Our daf today concerns the permissibility of cooking and heating food on Shabbat, a discussion that began yesterday with the opening mishnah of chapter three. Yesterday’s mishnah articulated fairly strict restrictions on heating food over Shabbat: first, the food must be already cooked, and second, the fuel used to light the stove must either be mostly burned down before Shabbat begins, or one must have actively cooled it down prior to Shabbat.
Why? The issue at hand, as Rashi notes in his commentary, is not actually cooking per se, but the concern that our desire for the food to cook will lead us to stoke the coals of the fire and come to violate the Biblical law against igniting flame. In other words, this mishnah is creating a fence around the biblical prohibition against lighting a flame. But, the Gemara wonders, how high must this fence really be?
Despite the mishnah’s ruling that we cannot leave food on a hot fire before Shabbat, today’s Gemara says this:
Rav Shmuel Bar Yehudah says that Rabbi Yochanan says: with regard to a stove that was lit with pomace (pulp that remains from sesame seeds, olives, etc. after the oil is squeezed from them) or wood, one may leave a fully cooked dish or hot water upon it even if it is the sort of food that is improved by extra cooking.
This is a lenient ruling in two ways. First, Rabbi Yochanan allows one to leave food on a fire that has not been cooled in any way (contra our mishnah). And second, he allows this even in a situation where the food itself would be improved (throughout Shabbat) by additional cooking — meaning that one who places it on the fire before Shabbat would almost certainly want the heat that the fire provides to not only warm but actually continue to cook the food. (This assumes that the food is at least edible when Shabbat begins.) Rabbi Yochanan, it seems, is not concerned that allowing such an action will lead someone to inadvertently violate the biblical law by stoking the flames.
The Talmud then relates that one of the sages immediately challenged Rav Shmuel bar Yehudah, who related Rabbi Yochanan’s lenient ruling, reminding him that Rav and Shmuel (different sages!) both agreed that placing food on a stove before Shabbat was prohibited.

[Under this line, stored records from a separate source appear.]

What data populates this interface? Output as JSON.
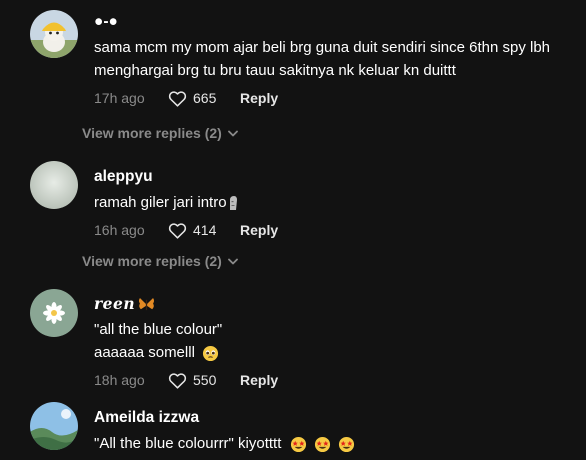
{
  "comments": [
    {
      "username": "●-●",
      "text_lines": [
        "sama mcm my mom ajar beli brg guna duit sendiri since 6thn spy lbh",
        "menghargai brg tu bru tauu sakitnya nk keluar kn duittt"
      ],
      "time": "17h ago",
      "likes": "665",
      "reply_label": "Reply",
      "view_more": "View more replies (2)"
    },
    {
      "username": "aleppyu",
      "text_lines": [
        "ramah giler jari intro"
      ],
      "time": "16h ago",
      "likes": "414",
      "reply_label": "Reply",
      "view_more": "View more replies (2)"
    },
    {
      "username": "reen",
      "text_lines": [
        "\"all the blue colour\"",
        "aaaaaa somelll"
      ],
      "time": "18h ago",
      "likes": "550",
      "reply_label": "Reply"
    },
    {
      "username": "Ameilda izzwa",
      "text_lines": [
        "\"All the blue colourrr\" kiyotttt"
      ]
    }
  ],
  "icons": {
    "like": "heart-outline-icon",
    "expand": "chevron-down-icon",
    "finger_emoji": "moai-icon",
    "pleading_emoji": "pleading-face-icon",
    "star_struck_emoji": "star-struck-icon",
    "butterfly_emoji": "butterfly-icon"
  },
  "colors": {
    "background": "#121212",
    "secondary_text": "#8a8a8a",
    "primary_text": "#ffffff"
  }
}
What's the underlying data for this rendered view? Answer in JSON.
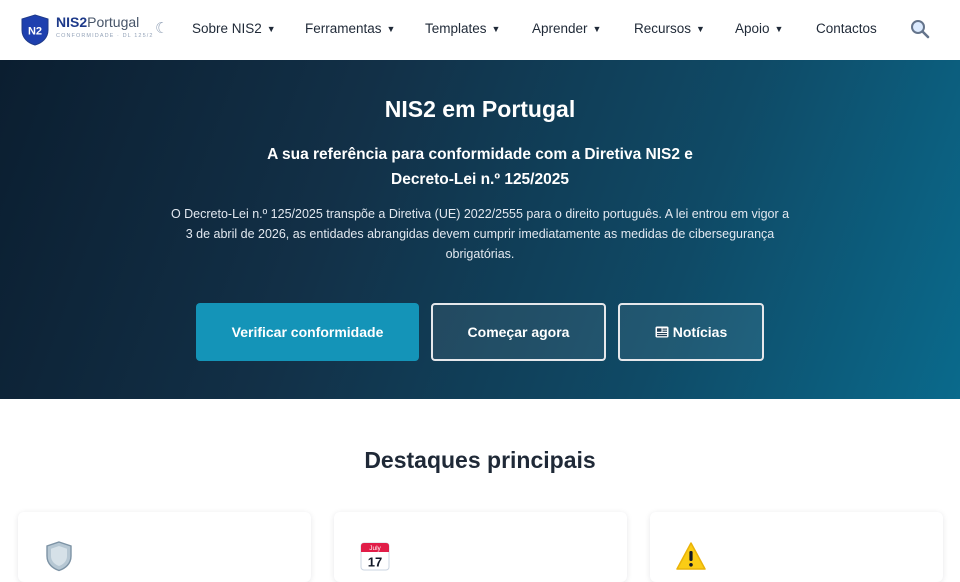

Rav Shmuel bar Yehudah retorts that he knows what Rav and Shmuel said, he was reporting the position of Rabbi Yochanan. The back-and-forth ends with an amazing statement of what we might call halachic pluralism:
Rav Ukva from Meishan said to Rav Ashi: you are close to the place of Rav and Shmuel should act in accordance with their ruling, while we will act according to Rabbi Yochanan.
In other words, which ruling you follow is a matter of geography.
Halachic pluralism has been with us for a long time. For generations, the Ashkenazi and Sephardi communities have disagreed about the prohibition against eating kitniyot — foodstuffs that in some times and places could have been mistaken for prohibited foods — on Passover. As we see on our daf today, different sages felt differently about the need for such fences, and their varying answers to the question of “how careful should we be?” led to very real differences in how Jewish law was practiced.